BOOM! and a familiar pattern emerges in our collective community; months ago in a piece titled “Confronting The New Right” Rhyd Wildermuth warned of the creeping influence of Fascism in Polytheist communities. Of course he was attacked, demonized, and painted as a Pariah in many polytheist circles. Frankly he did a great Job.
It is an unfortunate reality that those confronting injustice in our communities are subject to the ridicule by those seeking to lay the cornerstones of theological groups. Time and again in our broader society we have seen this pattern.
We know that figures like Martin Luther King Jr. were metaphorically crucified by the establishment for daring to upset the apple cart. Years later, his strength of character is celebrated by the very establishment that sought to discredit him.
New ideas and challenges to authority have always gotten this response. It is almost as if the pattern of confrontation with radical truth inevitably leads to massive demonization, a period of silence and then gradual acceptance of the inherent truth. Unfortunately, it is the truth teller who is sacrificed at the alter of progress.
As another example of this process, consider the Occupy movement, demonized by the public as violent and extremist, their principles were loudly proclaimed by the recent campaign of the Senator from Vermont. What is radical becomes common belief with time; the Pariahs’ are vindicated.
Within our own Pagan communities this same dynamic has a long and disturbing history. When this writer confronted racism within the Covenant of the Goddess, a couple of years ago, the attacks were vicious, a new organizational Pariah was crowned. Less than a year later the organization elected its first Person of Color as its national leader. The organization was forever changed for the better. Progress is painful, yet it is the Pariah’s that lead our community to growth, insight and a broader sense of social justice in our theological maturity.

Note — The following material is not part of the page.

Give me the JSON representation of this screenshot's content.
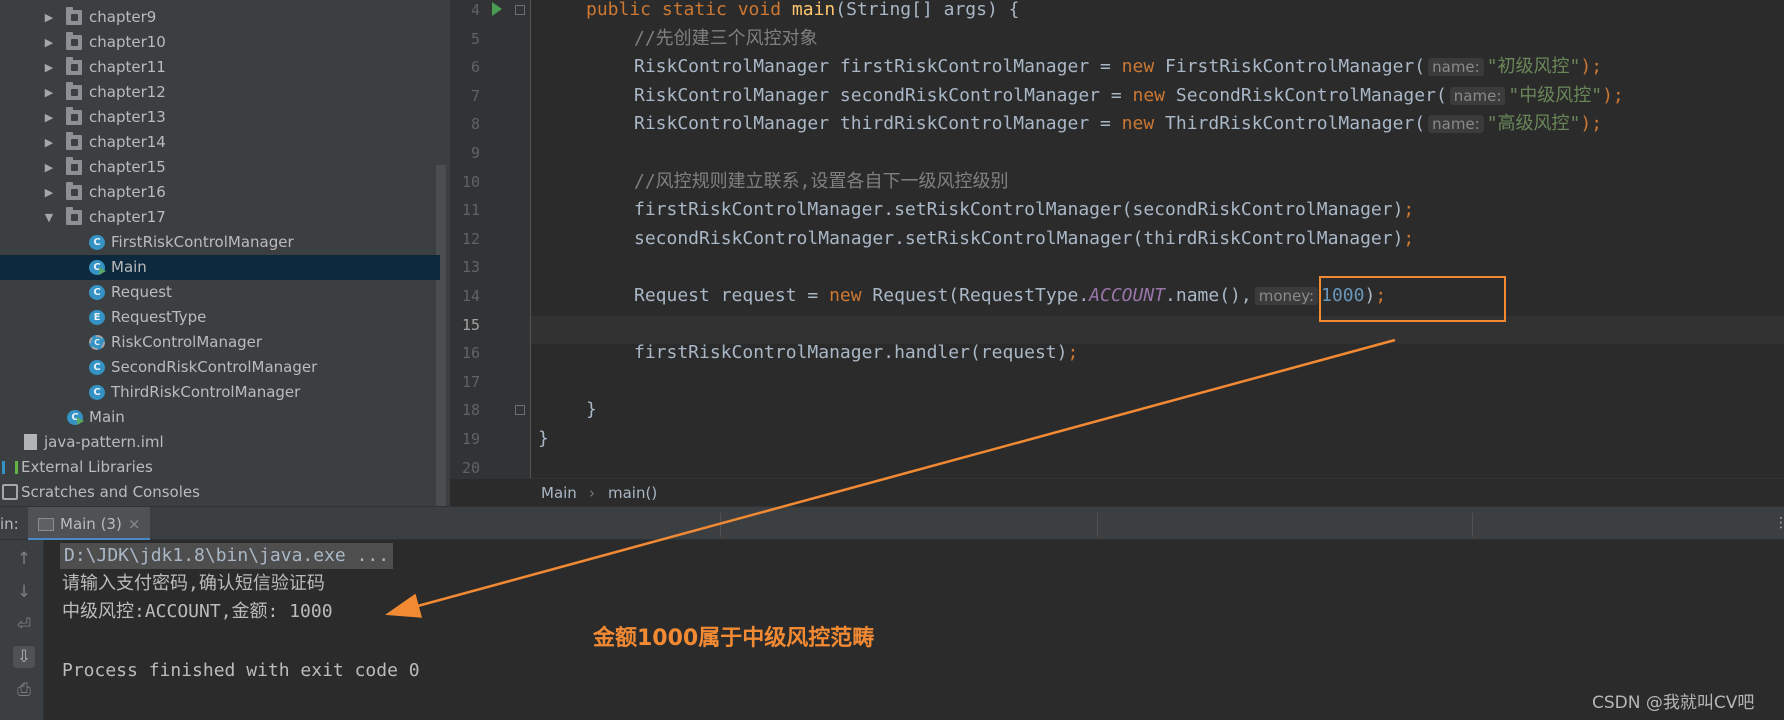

My heroes are the Pariah’s of our community. When they dare to state that the ‘Emperor has no clothes’ they do so at great personal risk, yet they place fairness, compassion and justice above their own reputations. Of the many brave people who fit into this category I most admire:
These are my fellow Pariah’s who have also experienced having their words twisted, their actions questioned and reputations attacked. Yet, at the end of the day, their positions reflect truths that the community has had to grapple with. Just as we are witnessing the truth of the warning from Rhyd manifested, we can look back and realize the contributions of his fellow Pariah’s to our community and our nation at large.
Collectively, maybe we can attempt to manifest a community that is able to reflect on why radical ideas and thoughts trigger resistance and demagoguery. It is time for our community to put a capital P on the word Pariah. With a historical eye, we can see that these so maligned members of our community are often those whose service so enriches our community.
As to our most recent experience of the Pariah being vindicated, it is clearly time that we abandon the idea of the Pagan umbrella; to often it gives care, comfort and platform to individuals who are toxic to our community. Lets tear asunder the Pagan umbrella and recognize that Paganism needs re-wilding; we belong in the glorious rain, soaked in multiple manifestations of divine inspiration, not cowering from the elements, embracing people of toxic influence to gain shelter.
Those who confront Fascism, Transphobia, and Racism are branded Pariahs. They also deserve to embrace the title as a badge of honor; they are truly our most insightful and compassionate servants.
A Pagan Pariah